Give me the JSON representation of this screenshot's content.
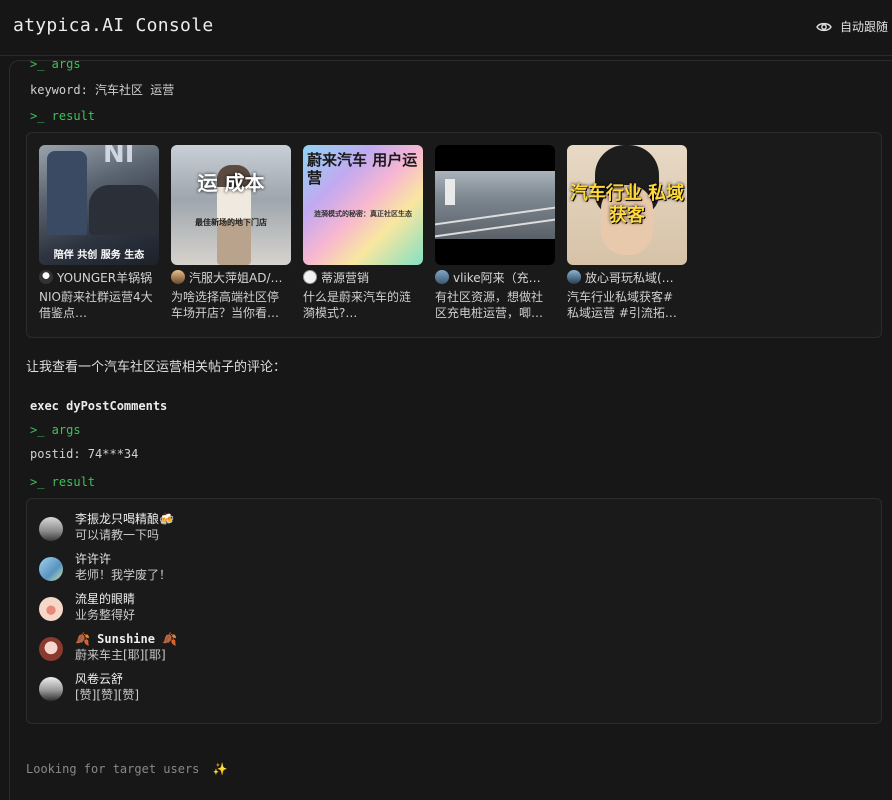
{
  "header": {
    "title": "atypica.AI Console",
    "follow_label": "自动跟随",
    "follow_icon": "eye-icon"
  },
  "call1": {
    "args_tag": ">_ args",
    "args_text": "keyword: 汽车社区 运营",
    "result_tag": ">_ result",
    "posts": [
      {
        "author": "YOUNGER羊锅锅",
        "desc": "NIO蔚来社群运营4大借鉴点…",
        "cover_text": "陪伴 共创 服务 生态"
      },
      {
        "author": "汽服大萍姐AD/…",
        "desc": "为啥选择高端社区停车场开店？当你看…",
        "cover_text": "运 成本",
        "cover_sub": "最佳新场的地下门店"
      },
      {
        "author": "蒂源营销",
        "desc": "什么是蔚来汽车的涟漪模式?…",
        "cover_text": "蔚来汽车 用户运营",
        "cover_sub": "涟漪模式的秘密：真正社区生态"
      },
      {
        "author": "vlike阿来（充…",
        "desc": "有社区资源，想做社区充电桩运营，唧…",
        "cover_text": ""
      },
      {
        "author": "放心哥玩私域(…",
        "desc": "汽车行业私域获客#私域运营 #引流拓…",
        "cover_text": "汽车行业 私域获客"
      }
    ]
  },
  "prose": "让我查看一个汽车社区运营相关帖子的评论：",
  "call2": {
    "exec_label": "exec dyPostComments",
    "args_tag": ">_ args",
    "args_text": "postid: 74***34",
    "result_tag": ">_ result",
    "comments": [
      {
        "name": "李振龙只喝精酿🍻",
        "text": "可以请教一下吗"
      },
      {
        "name": "许许许",
        "text": "老师！我学废了！"
      },
      {
        "name": "流星的眼睛",
        "text": "业务整得好"
      },
      {
        "name": "🍂 Sunshine 🍂",
        "text": "蔚来车主[耶][耶]"
      },
      {
        "name": "风卷云舒",
        "text": "[赞][赞][赞]"
      }
    ]
  },
  "footer": {
    "status": "Looking for target users",
    "sparkle": "✨"
  }
}
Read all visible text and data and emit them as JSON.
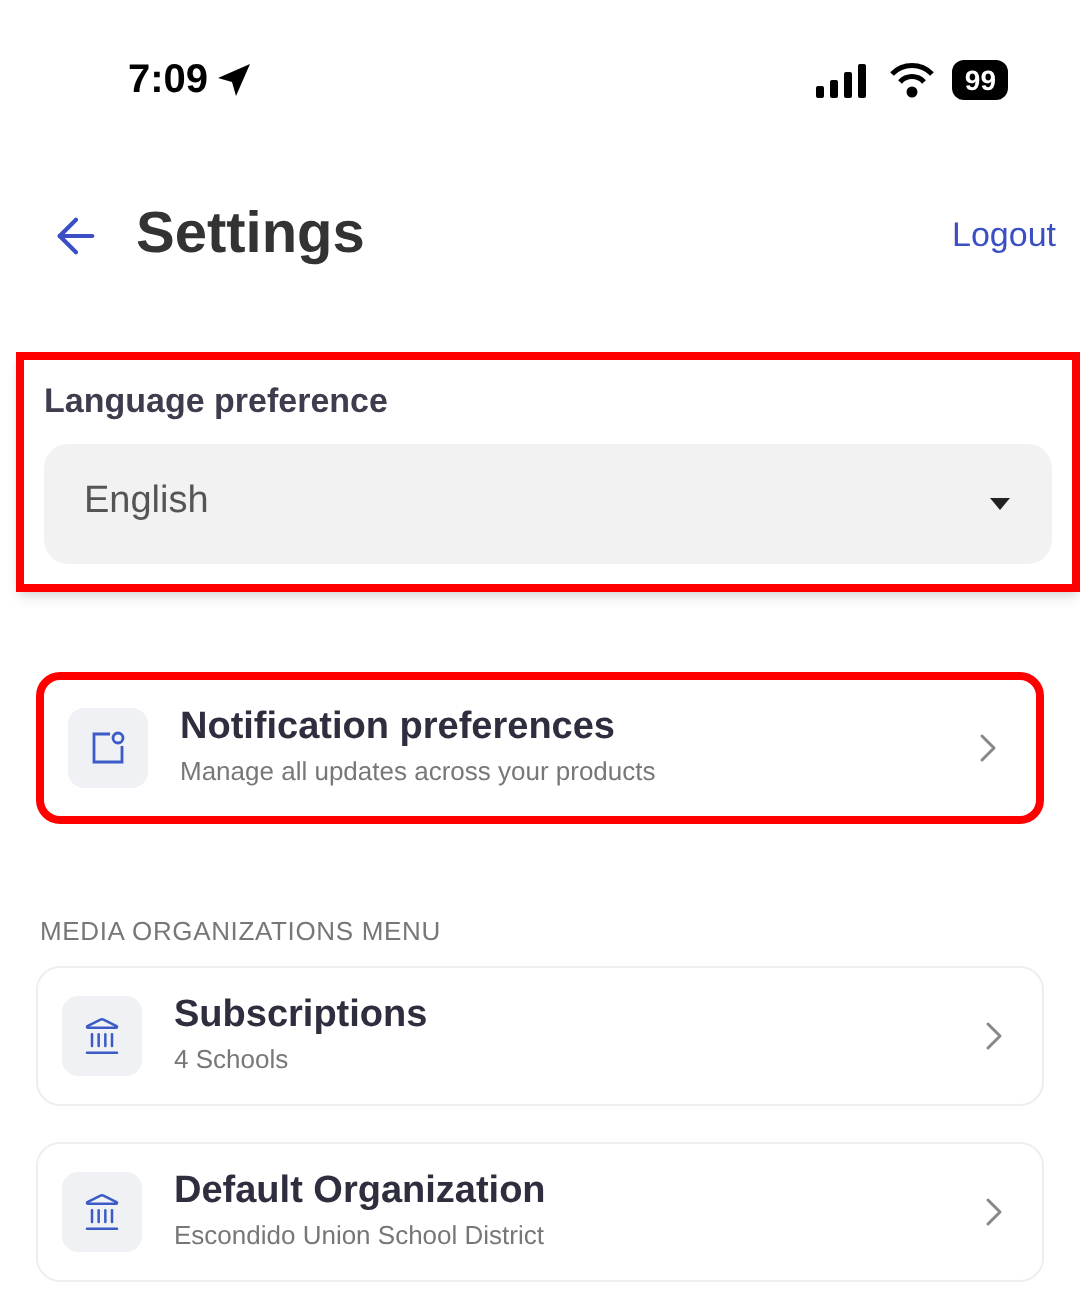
{
  "status_bar": {
    "time": "7:09",
    "battery": "99"
  },
  "header": {
    "title": "Settings",
    "action": "Logout"
  },
  "language": {
    "label": "Language preference",
    "value": "English",
    "highlighted": true
  },
  "notifications": {
    "title": "Notification preferences",
    "subtitle": "Manage all updates across your products",
    "highlighted": true
  },
  "section": {
    "heading": "MEDIA ORGANIZATIONS MENU",
    "items": [
      {
        "title": "Subscriptions",
        "subtitle": "4 Schools"
      },
      {
        "title": "Default Organization",
        "subtitle": "Escondido Union School District"
      }
    ]
  }
}
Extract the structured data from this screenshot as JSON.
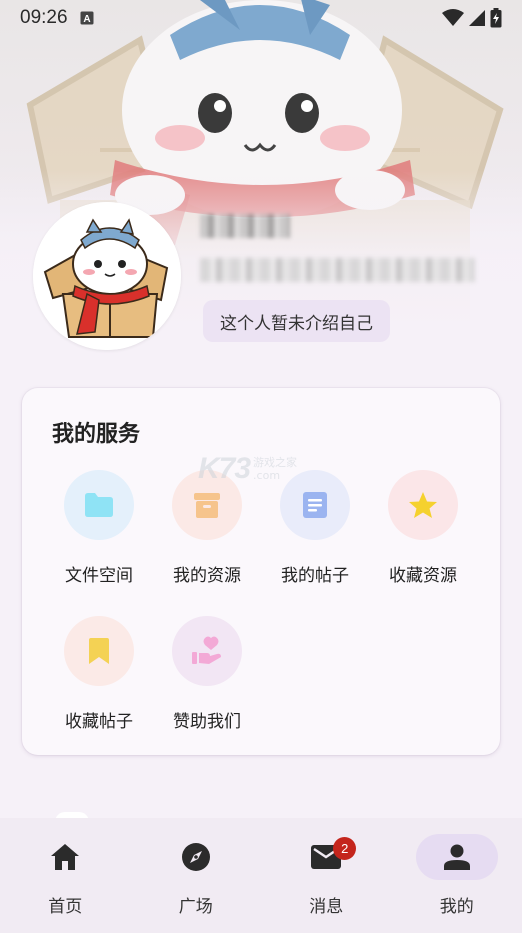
{
  "status_bar": {
    "time": "09:26"
  },
  "profile": {
    "bio": "这个人暂未介绍自己"
  },
  "services": {
    "title": "我的服务",
    "items": [
      {
        "label": "文件空间",
        "icon": "folder-icon",
        "color": "#8fe3f5",
        "bg": "#e4f0fb"
      },
      {
        "label": "我的资源",
        "icon": "archive-box-icon",
        "color": "#f6c48c",
        "bg": "#fbe9e6"
      },
      {
        "label": "我的帖子",
        "icon": "document-icon",
        "color": "#9bb4f0",
        "bg": "#e9ecfa"
      },
      {
        "label": "收藏资源",
        "icon": "star-icon",
        "color": "#f5d12e",
        "bg": "#fbe6e8"
      },
      {
        "label": "收藏帖子",
        "icon": "bookmark-icon",
        "color": "#f4d254",
        "bg": "#fbeae7"
      },
      {
        "label": "赞助我们",
        "icon": "donate-heart-hand-icon",
        "color": "#f3a9d6",
        "bg": "#f2e6f4"
      }
    ]
  },
  "watermark": {
    "logo": "K73",
    "line1": "游戏之家",
    "line2": ".com"
  },
  "bottom_nav": {
    "items": [
      {
        "label": "首页",
        "icon": "home-icon"
      },
      {
        "label": "广场",
        "icon": "compass-icon"
      },
      {
        "label": "消息",
        "icon": "mail-icon",
        "badge": "2"
      },
      {
        "label": "我的",
        "icon": "person-icon",
        "active": true
      }
    ]
  }
}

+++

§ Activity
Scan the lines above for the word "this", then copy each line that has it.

§ Problem solution
Give me the JSON representation of this screenshot's content.
Extract the structured data from this screenshot as JSON.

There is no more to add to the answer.